Examine the material below and count the lines that hold the word "Ljava". Report only the number.

Excerpted records
*** Begin section ***
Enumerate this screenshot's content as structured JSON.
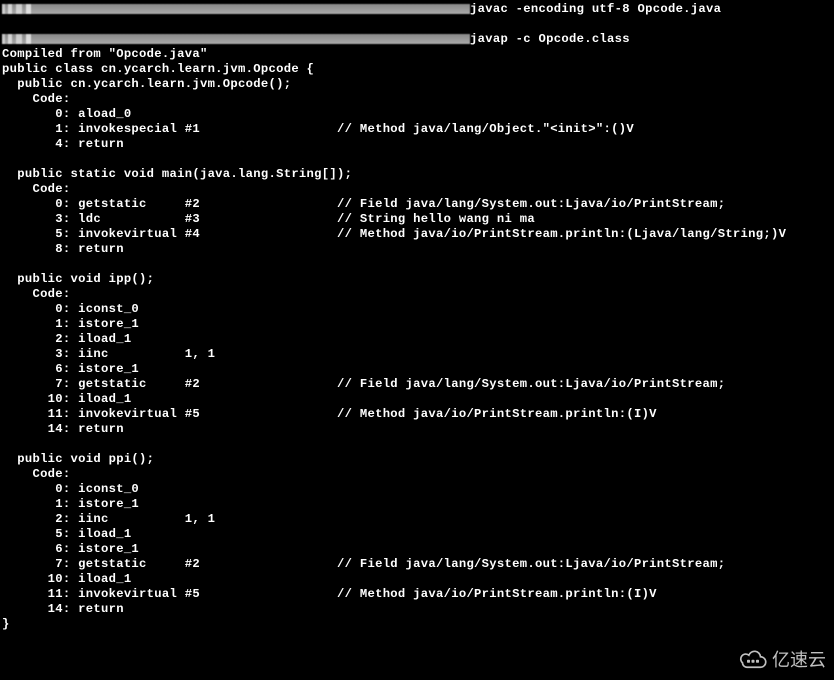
{
  "cmd1": "javac -encoding utf-8 Opcode.java",
  "cmd2": "javap -c Opcode.class",
  "line_compiled_from": "Compiled from \"Opcode.java\"",
  "line_class_decl": "public class cn.ycarch.learn.jvm.Opcode {",
  "ctor_sig": "  public cn.ycarch.learn.jvm.Opcode();",
  "code_label": "    Code:",
  "ctor_0": "       0: aload_0",
  "ctor_1a": "       1: invokespecial #1",
  "ctor_1c": "// Method java/lang/Object.\"<init>\":()V",
  "ctor_4": "       4: return",
  "main_sig": "  public static void main(java.lang.String[]);",
  "main_0a": "       0: getstatic     #2",
  "main_0c": "// Field java/lang/System.out:Ljava/io/PrintStream;",
  "main_3a": "       3: ldc           #3",
  "main_3c": "// String hello wang ni ma",
  "main_5a": "       5: invokevirtual #4",
  "main_5c": "// Method java/io/PrintStream.println:(Ljava/lang/String;)V",
  "main_8": "       8: return",
  "ipp_sig": "  public void ipp();",
  "ipp_0": "       0: iconst_0",
  "ipp_1": "       1: istore_1",
  "ipp_2": "       2: iload_1",
  "ipp_3": "       3: iinc          1, 1",
  "ipp_6": "       6: istore_1",
  "ipp_7a": "       7: getstatic     #2",
  "ipp_7c": "// Field java/lang/System.out:Ljava/io/PrintStream;",
  "ipp_10": "      10: iload_1",
  "ipp_11a": "      11: invokevirtual #5",
  "ipp_11c": "// Method java/io/PrintStream.println:(I)V",
  "ipp_14": "      14: return",
  "ppi_sig": "  public void ppi();",
  "ppi_0": "       0: iconst_0",
  "ppi_1": "       1: istore_1",
  "ppi_2": "       2: iinc          1, 1",
  "ppi_5": "       5: iload_1",
  "ppi_6": "       6: istore_1",
  "ppi_7a": "       7: getstatic     #2",
  "ppi_7c": "// Field java/lang/System.out:Ljava/io/PrintStream;",
  "ppi_10": "      10: iload_1",
  "ppi_11a": "      11: invokevirtual #5",
  "ppi_11c": "// Method java/io/PrintStream.println:(I)V",
  "ppi_14": "      14: return",
  "close_brace": "}",
  "pad": "                  ",
  "watermark_text": "亿速云"
}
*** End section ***
Task response
4